The cost for starting Pivot Adventure was enormous. We didn’t have a map to follow. No step-by-step set of instructions. No guru to converse with.

It required countless hours of research, so much emotional labor and a lot of money for someone like me to get it off the ground. Add in the pandemic and overcoming the sheer number of mistakes I made for starting a business for the first time, it almost didn’t work.

Yet, I hear quite often from people how much they wanted to start something like that.

So why? Why didn’t they do it?

Because of the barrier to entry.

Sometimes the cost is small like buying a ticket for a roller coaster.

Sometimes the price is large like doing 9 years of medical school to become a doctor.

The larger the barrier of entry is the more we want a guarantee that something is going to work.

Yet, there is no guarantee. There is no genie coming out of the lamp to fix things. No one has a crystal to know what the future holds. And you certainly are not going to win the lottery.

So we hesitate. Our western mindset says, “If this won’t work, why should I commit?”

The way around this is simple but hard to apply.

Ask yourself, “If this were to fail, will I still be glad that I did it?”

If not, then pick something else. And if you have the guts to say YES! (an emphatic yes), if this is something your soul must pursue, then go.

There is no guarantee that what you pursue will also provide a living. There is no guarantee that just because you put ten thousand hours into something that you are now entitled for people to notice. (In fact, 99.99999% of the people won’t.)

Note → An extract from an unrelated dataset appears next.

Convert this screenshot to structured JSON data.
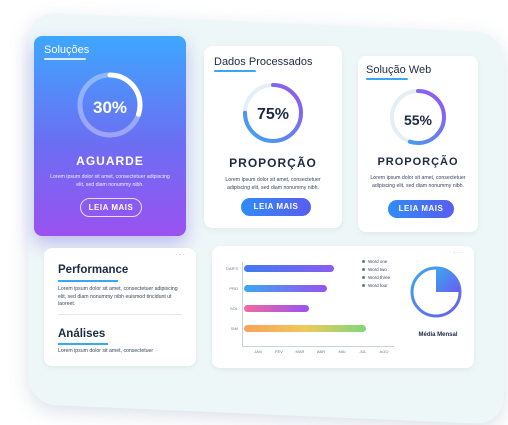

But if you can change one person, just one, then you’re on your way to making a splash.